**WHAT IS EXPECTED**
What lines of the data hold the string "text"? Copy them all.

**RECORDED DATA**
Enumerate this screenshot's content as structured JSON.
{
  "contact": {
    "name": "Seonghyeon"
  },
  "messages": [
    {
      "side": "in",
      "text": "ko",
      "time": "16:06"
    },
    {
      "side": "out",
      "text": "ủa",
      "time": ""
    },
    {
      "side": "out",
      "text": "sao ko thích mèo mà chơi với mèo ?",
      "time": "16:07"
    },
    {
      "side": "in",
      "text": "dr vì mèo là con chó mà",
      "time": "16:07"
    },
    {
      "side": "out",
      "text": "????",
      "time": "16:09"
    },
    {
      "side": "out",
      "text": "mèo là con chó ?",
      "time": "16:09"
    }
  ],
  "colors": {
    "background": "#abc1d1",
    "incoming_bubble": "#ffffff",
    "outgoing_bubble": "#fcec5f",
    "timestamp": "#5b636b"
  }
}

**RESULT OF THE TASK**
      "text": "ko",
      "text": "ủa",
      "text": "sao ko thích mèo mà chơi với mèo ?",
      "text": "dr vì mèo là con chó mà",
      "text": "????",
      "text": "mèo là con chó ?",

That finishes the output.